All the Fun of the Fair

I love funfairs; the colour,the noise, the excitement. The way an open space gets transformed into a magic environment when the fair moves into town. That’s the mood I’m trying to capture in my Fun Fair pieces. I like the idea of aeroplanes that only fly in circles, of Fun Houses with moving walkways and spinning floors, dodgem cars that spark and zoom. So I want the pieces to be bright and colourful, full of energy and a sense of movement.

Helter Skelter – This is another of my reclaimed tin pieces under construction – I hope to have it completed by the weekend! It’s constructed around a large mackerel tin:)

Stitching the side panels

Stitching the side panels

Making the slides
Making the slides

Positioning the slides

Positioning the slides

I have tried several versions of the slides, I was trying to find a method that was flexible enough to fit around the sloping curves of the tower structure. Eventually I settled on using a needle felted base and covering it with free machine embroidery.

Nearing completion, the slides are stitched into position and the tower is pinned to the background

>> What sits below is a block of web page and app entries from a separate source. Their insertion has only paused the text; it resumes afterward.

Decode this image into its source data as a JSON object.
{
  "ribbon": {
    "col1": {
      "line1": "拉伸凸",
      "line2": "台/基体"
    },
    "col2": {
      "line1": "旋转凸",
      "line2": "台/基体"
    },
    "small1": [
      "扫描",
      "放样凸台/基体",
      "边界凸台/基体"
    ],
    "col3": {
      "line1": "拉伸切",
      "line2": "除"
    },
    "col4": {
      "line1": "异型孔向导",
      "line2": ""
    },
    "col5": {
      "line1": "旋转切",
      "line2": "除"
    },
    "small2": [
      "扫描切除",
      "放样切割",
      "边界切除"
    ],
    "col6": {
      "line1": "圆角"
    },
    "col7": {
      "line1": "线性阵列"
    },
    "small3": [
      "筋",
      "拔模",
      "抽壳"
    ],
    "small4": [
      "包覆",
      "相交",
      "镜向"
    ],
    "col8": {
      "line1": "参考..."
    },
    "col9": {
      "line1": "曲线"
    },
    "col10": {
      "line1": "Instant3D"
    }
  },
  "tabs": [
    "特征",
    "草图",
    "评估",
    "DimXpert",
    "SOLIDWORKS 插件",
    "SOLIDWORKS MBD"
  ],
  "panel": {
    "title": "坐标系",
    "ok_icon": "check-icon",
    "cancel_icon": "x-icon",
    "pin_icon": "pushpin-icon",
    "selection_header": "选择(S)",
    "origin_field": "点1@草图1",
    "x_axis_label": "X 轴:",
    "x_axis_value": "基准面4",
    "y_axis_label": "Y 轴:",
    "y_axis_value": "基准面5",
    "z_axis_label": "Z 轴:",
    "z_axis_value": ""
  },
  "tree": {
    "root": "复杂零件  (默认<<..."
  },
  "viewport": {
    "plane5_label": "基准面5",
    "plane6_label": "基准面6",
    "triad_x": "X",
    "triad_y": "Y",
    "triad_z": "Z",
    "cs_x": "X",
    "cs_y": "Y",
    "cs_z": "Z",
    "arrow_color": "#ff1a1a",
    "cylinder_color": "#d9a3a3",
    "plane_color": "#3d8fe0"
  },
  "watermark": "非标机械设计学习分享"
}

Nearing completion, the slides are stitched into position and the tower is pinned to the background